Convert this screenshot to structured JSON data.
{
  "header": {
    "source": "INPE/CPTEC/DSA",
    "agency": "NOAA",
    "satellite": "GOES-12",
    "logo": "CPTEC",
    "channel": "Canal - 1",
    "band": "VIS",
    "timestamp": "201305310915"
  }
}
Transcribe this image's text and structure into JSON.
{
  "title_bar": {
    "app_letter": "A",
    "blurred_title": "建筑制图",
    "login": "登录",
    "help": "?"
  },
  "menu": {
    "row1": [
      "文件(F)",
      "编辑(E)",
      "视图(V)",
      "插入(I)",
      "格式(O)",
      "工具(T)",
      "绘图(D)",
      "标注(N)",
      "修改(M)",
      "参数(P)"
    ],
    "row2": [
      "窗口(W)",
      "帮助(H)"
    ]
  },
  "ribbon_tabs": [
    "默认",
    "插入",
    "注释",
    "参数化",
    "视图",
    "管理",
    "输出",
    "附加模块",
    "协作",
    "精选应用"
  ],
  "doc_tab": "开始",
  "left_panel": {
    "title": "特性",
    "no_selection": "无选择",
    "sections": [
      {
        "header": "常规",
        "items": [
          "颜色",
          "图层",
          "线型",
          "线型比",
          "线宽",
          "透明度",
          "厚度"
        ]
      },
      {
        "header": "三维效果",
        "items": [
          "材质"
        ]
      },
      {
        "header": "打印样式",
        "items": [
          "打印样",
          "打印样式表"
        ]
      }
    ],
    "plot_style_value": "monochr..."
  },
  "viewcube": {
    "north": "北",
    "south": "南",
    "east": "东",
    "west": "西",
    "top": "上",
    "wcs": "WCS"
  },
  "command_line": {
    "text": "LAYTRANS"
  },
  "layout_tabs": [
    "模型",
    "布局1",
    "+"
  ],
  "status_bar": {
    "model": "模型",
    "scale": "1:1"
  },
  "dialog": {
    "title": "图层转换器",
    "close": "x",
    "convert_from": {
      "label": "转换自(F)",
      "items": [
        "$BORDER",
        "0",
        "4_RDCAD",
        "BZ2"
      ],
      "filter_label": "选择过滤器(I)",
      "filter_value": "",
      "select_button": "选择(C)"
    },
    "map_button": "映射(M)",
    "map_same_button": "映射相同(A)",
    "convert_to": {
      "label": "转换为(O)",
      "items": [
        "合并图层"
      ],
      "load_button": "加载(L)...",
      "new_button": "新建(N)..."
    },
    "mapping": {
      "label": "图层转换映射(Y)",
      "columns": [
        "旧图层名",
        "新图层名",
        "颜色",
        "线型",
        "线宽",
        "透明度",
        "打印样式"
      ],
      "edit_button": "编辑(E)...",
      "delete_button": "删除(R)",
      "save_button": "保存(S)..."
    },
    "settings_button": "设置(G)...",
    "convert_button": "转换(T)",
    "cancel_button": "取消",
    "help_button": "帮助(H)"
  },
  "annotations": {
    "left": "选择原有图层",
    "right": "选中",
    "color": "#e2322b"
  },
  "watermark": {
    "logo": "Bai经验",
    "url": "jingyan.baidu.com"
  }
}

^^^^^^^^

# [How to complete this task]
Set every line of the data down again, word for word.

# [Problem solution]
Convert this screenshot to structured JSON data.
{
  "header": {
    "source": "INPE/CPTEC/DSA",
    "agency": "NOAA",
    "satellite": "GOES-12",
    "logo": "CPTEC",
    "channel": "Canal - 1",
    "band": "VIS",
    "timestamp": "201305310915"
  }
}
Transcribe this image's text and structure into JSON.
{
  "title_bar": {
    "app_letter": "A",
    "blurred_title": "建筑制图",
    "login": "登录",
    "help": "?"
  },
  "menu": {
    "row1": [
      "文件(F)",
      "编辑(E)",
      "视图(V)",
      "插入(I)",
      "格式(O)",
      "工具(T)",
      "绘图(D)",
      "标注(N)",
      "修改(M)",
      "参数(P)"
    ],
    "row2": [
      "窗口(W)",
      "帮助(H)"
    ]
  },
  "ribbon_tabs": [
    "默认",
    "插入",
    "注释",
    "参数化",
    "视图",
    "管理",
    "输出",
    "附加模块",
    "协作",
    "精选应用"
  ],
  "doc_tab": "开始",
  "left_panel": {
    "title": "特性",
    "no_selection": "无选择",
    "sections": [
      {
        "header": "常规",
        "items": [
          "颜色",
          "图层",
          "线型",
          "线型比",
          "线宽",
          "透明度",
          "厚度"
        ]
      },
      {
        "header": "三维效果",
        "items": [
          "材质"
        ]
      },
      {
        "header": "打印样式",
        "items": [
          "打印样",
          "打印样式表"
        ]
      }
    ],
    "plot_style_value": "monochr..."
  },
  "viewcube": {
    "north": "北",
    "south": "南",
    "east": "东",
    "west": "西",
    "top": "上",
    "wcs": "WCS"
  },
  "command_line": {
    "text": "LAYTRANS"
  },
  "layout_tabs": [
    "模型",
    "布局1",
    "+"
  ],
  "status_bar": {
    "model": "模型",
    "scale": "1:1"
  },
  "dialog": {
    "title": "图层转换器",
    "close": "x",
    "convert_from": {
      "label": "转换自(F)",
      "items": [
        "$BORDER",
        "0",
        "4_RDCAD",
        "BZ2"
      ],
      "filter_label": "选择过滤器(I)",
      "filter_value": "",
      "select_button": "选择(C)"
    },
    "map_button": "映射(M)",
    "map_same_button": "映射相同(A)",
    "convert_to": {
      "label": "转换为(O)",
      "items": [
        "合并图层"
      ],
      "load_button": "加载(L)...",
      "new_button": "新建(N)..."
    },
    "mapping": {
      "label": "图层转换映射(Y)",
      "columns": [
        "旧图层名",
        "新图层名",
        "颜色",
        "线型",
        "线宽",
        "透明度",
        "打印样式"
      ],
      "edit_button": "编辑(E)...",
      "delete_button": "删除(R)",
      "save_button": "保存(S)..."
    },
    "settings_button": "设置(G)...",
    "convert_button": "转换(T)",
    "cancel_button": "取消",
    "help_button": "帮助(H)"
  },
  "annotations": {
    "left": "选择原有图层",
    "right": "选中",
    "color": "#e2322b"
  },
  "watermark": {
    "logo": "Bai经验",
    "url": "jingyan.baidu.com"
  }
}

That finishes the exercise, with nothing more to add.